At the tiny, historic chapel in Queenston, the Niagara Parks Commission hosted its first Black history symposium Saturday, with three community historians telling riveting, stories of themselves and their families.
Parks commission heritage manager Jim Hill says the event sold out very quickly, and it was the personal stories as told by the speakers that made the afternoon such a success.
“These were dramatic experiences, brought to life for us by people who were personally connected to them, and also connected to important historic sites where they are accustomed to talking about generations of history to visitors every day,” says Hill.

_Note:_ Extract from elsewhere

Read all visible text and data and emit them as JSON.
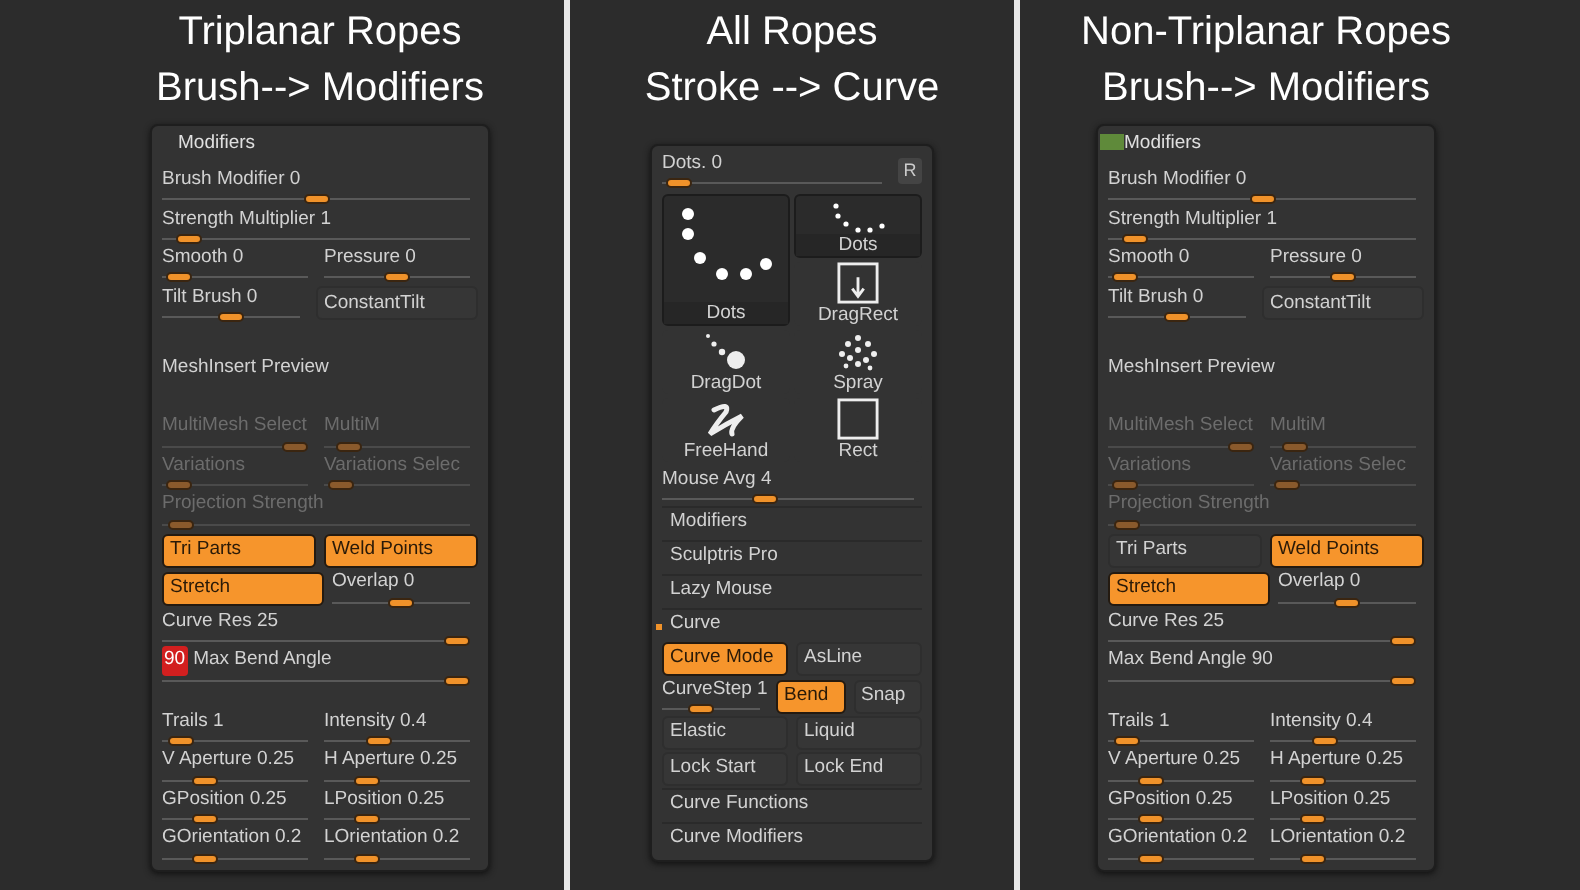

The speakers at the Queenston Chapel, which has been renovated to make year-round events more comfortable, included historian Rochelle Bush, who spoke of Harriet Tubman, and her last stop in St. Catharines. Bush, a descendant of a freedom-seeker, is the trustee of the Salem Chapel in St. Catharines, and operates Tubman Tours Canada. Her great-great-grandfather was the minister at the church on Geneva Street when Tubman was a member.
Author Saladin Allah gives talks at the Niagara Falls Underground Railroad Heritage Center in Niagara Falls, N.Y., and spoke of the history of the Underground Railroad in Niagara. He is a descendant of freedom-seeker Josiah Henson.

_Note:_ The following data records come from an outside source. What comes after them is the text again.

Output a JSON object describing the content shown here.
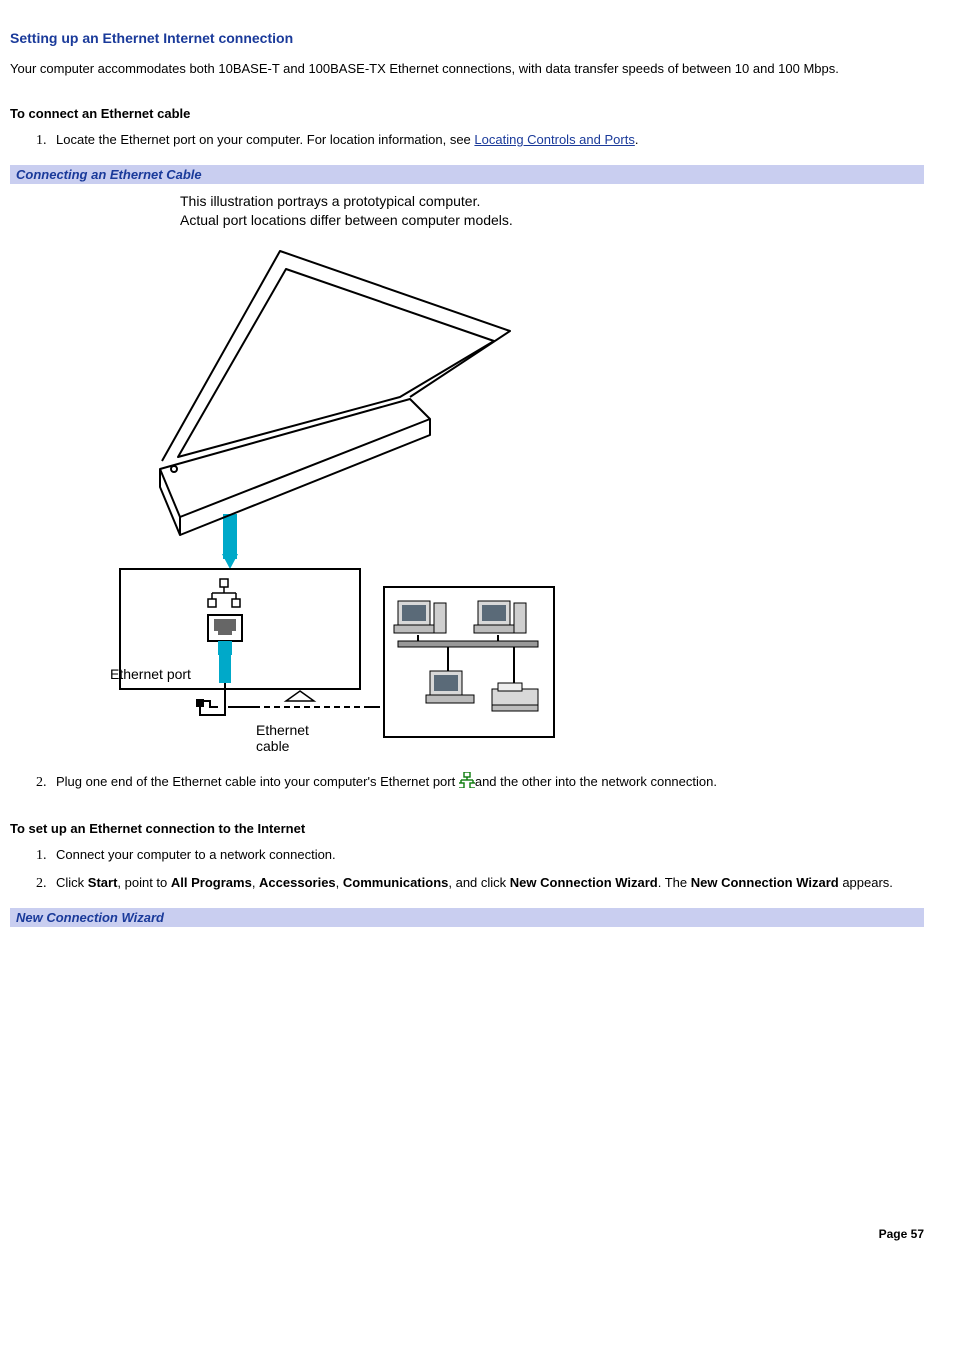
{
  "title": "Setting up an Ethernet Internet connection",
  "intro": "Your computer accommodates both 10BASE-T and 100BASE-TX Ethernet connections, with data transfer speeds of between 10 and 100 Mbps.",
  "section_a": {
    "heading": "To connect an Ethernet cable",
    "step1_pre": "Locate the Ethernet port on your computer. For location information, see ",
    "step1_link": "Locating Controls and Ports",
    "step1_post": ".",
    "bar": "Connecting an Ethernet Cable",
    "caption_l1": "This illustration portrays a prototypical computer.",
    "caption_l2": "Actual port locations differ between computer models.",
    "diagram": {
      "port_label": "Ethernet port",
      "cable_label_l1": "Ethernet",
      "cable_label_l2": "cable"
    },
    "step2_pre": "Plug one end of the Ethernet cable into your computer's Ethernet port ",
    "step2_post": "and the other into the network connection."
  },
  "section_b": {
    "heading": "To set up an Ethernet connection to the Internet",
    "step1": "Connect your computer to a network connection.",
    "step2": {
      "t1": "Click ",
      "b1": "Start",
      "t2": ", point to ",
      "b2": "All Programs",
      "t3": ", ",
      "b3": "Accessories",
      "t4": ", ",
      "b4": "Communications",
      "t5": ", and click ",
      "b5": "New Connection Wizard",
      "t6": ". The ",
      "b6": "New Connection Wizard",
      "t7": " appears."
    },
    "bar": "New Connection Wizard"
  },
  "footer": "Page 57"
}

Ayo Adewumi came from Nigeria in 2004, and spoke of living in Canada and the Afro-Canadian experience.
‘The depth of their knowledge is incredible, and very detailed,” says Hill. “Yet Saladin can condense 500 years of history into two minutes.”
The parks commission has recognized Black history and incorporated it into events and plaques, but is beginning to do more, and trying to ensure they are telling the correct stories, says Hill.
“We’ve been getting lots of questions about Black history,” he says. “More and more people are asking questions, and have more of an interest as time goes by. The older generation is realizing there was a lot they weren’t taught in school, and the young people have far more resources and are learning more, but also want to know more. We were just providing the venue to let these stories be told, these incredible stories of bravery and sacrifice.”
And not just during Black History Month, he added — watch for more such events hosted all year long on parks properties, says Hill.